(Exercise): Write the entries below out again exactly, but skip the pictures.

══════

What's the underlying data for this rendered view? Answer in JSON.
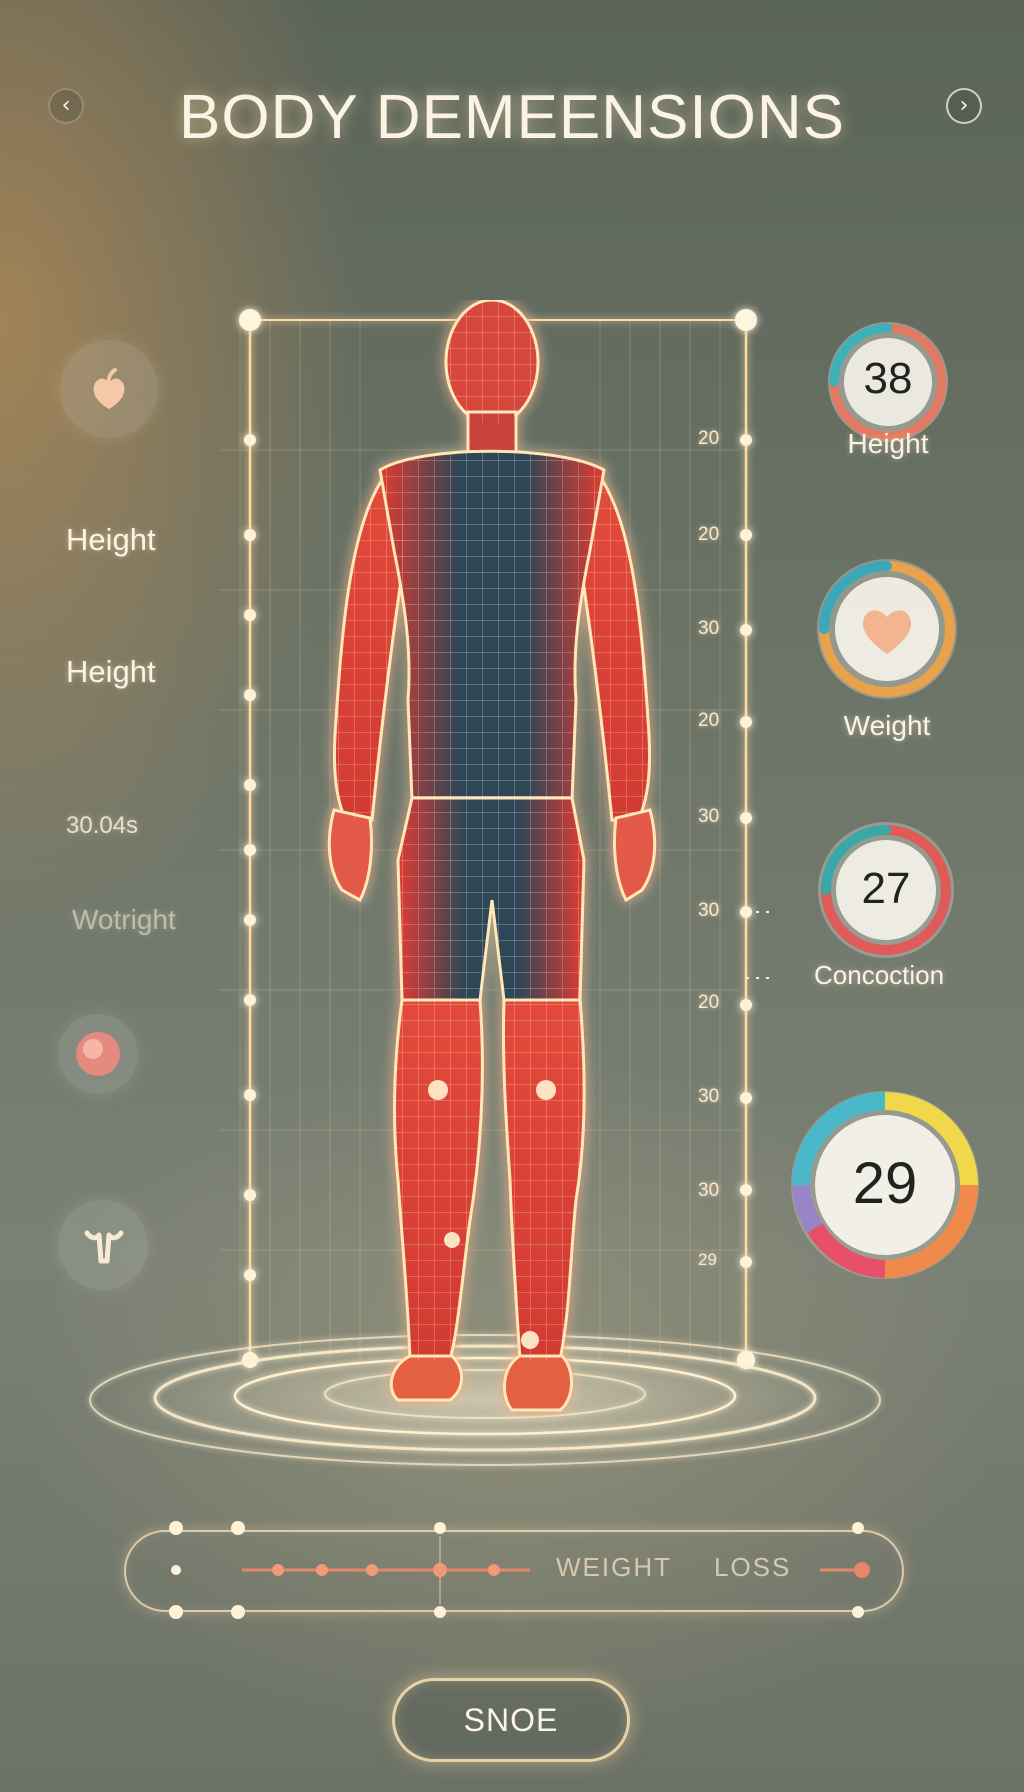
{
  "header": {
    "title": "BODY DEMEENSIONS",
    "back_icon": "chevron-left-icon",
    "forward_icon": "chevron-right-icon",
    "back_glyph": "‹",
    "forward_glyph": "›"
  },
  "sidebar": {
    "icons": [
      "leaf-icon",
      "circle-dot-icon",
      "tool-icon"
    ],
    "labels": [
      "Height",
      "Height",
      "30.04s",
      "Wotright"
    ]
  },
  "scale": {
    "tick_labels": [
      "20",
      "20",
      "30",
      "20",
      "30",
      "30",
      "20",
      "30",
      "30",
      "29"
    ]
  },
  "gauges": [
    {
      "value": "38",
      "label": "Height",
      "progress": 0.75,
      "color": "#e07a62"
    },
    {
      "value": "",
      "label": "Weight",
      "progress": 0.8,
      "color": "#e8a24c",
      "icon": "heart-icon"
    },
    {
      "value": "27",
      "label": "Concoction",
      "progress": 0.85,
      "color": "#e05a5a"
    },
    {
      "value": "29",
      "label": "",
      "progress": 1.0,
      "color": "multicolor"
    }
  ],
  "bottom": {
    "slider_label_1": "WEIGHT",
    "slider_label_2": "LOSS",
    "button_label": "SNOE"
  },
  "colors": {
    "accent_glow": "#ffe3ad",
    "figure_red": "#e0483c",
    "figure_blue": "#2f4658"
  }
}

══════

(Output for this task):
What's the underlying data for this rendered view? Answer in JSON.
{
  "header": {
    "title": "BODY DEMEENSIONS",
    "back_icon": "chevron-left-icon",
    "forward_icon": "chevron-right-icon",
    "back_glyph": "‹",
    "forward_glyph": "›"
  },
  "sidebar": {
    "icons": [
      "leaf-icon",
      "circle-dot-icon",
      "tool-icon"
    ],
    "labels": [
      "Height",
      "Height",
      "30.04s",
      "Wotright"
    ]
  },
  "scale": {
    "tick_labels": [
      "20",
      "20",
      "30",
      "20",
      "30",
      "30",
      "20",
      "30",
      "30",
      "29"
    ]
  },
  "gauges": [
    {
      "value": "38",
      "label": "Height",
      "progress": 0.75,
      "color": "#e07a62"
    },
    {
      "value": "",
      "label": "Weight",
      "progress": 0.8,
      "color": "#e8a24c",
      "icon": "heart-icon"
    },
    {
      "value": "27",
      "label": "Concoction",
      "progress": 0.85,
      "color": "#e05a5a"
    },
    {
      "value": "29",
      "label": "",
      "progress": 1.0,
      "color": "multicolor"
    }
  ],
  "bottom": {
    "slider_label_1": "WEIGHT",
    "slider_label_2": "LOSS",
    "button_label": "SNOE"
  },
  "colors": {
    "accent_glow": "#ffe3ad",
    "figure_red": "#e0483c",
    "figure_blue": "#2f4658"
  }
}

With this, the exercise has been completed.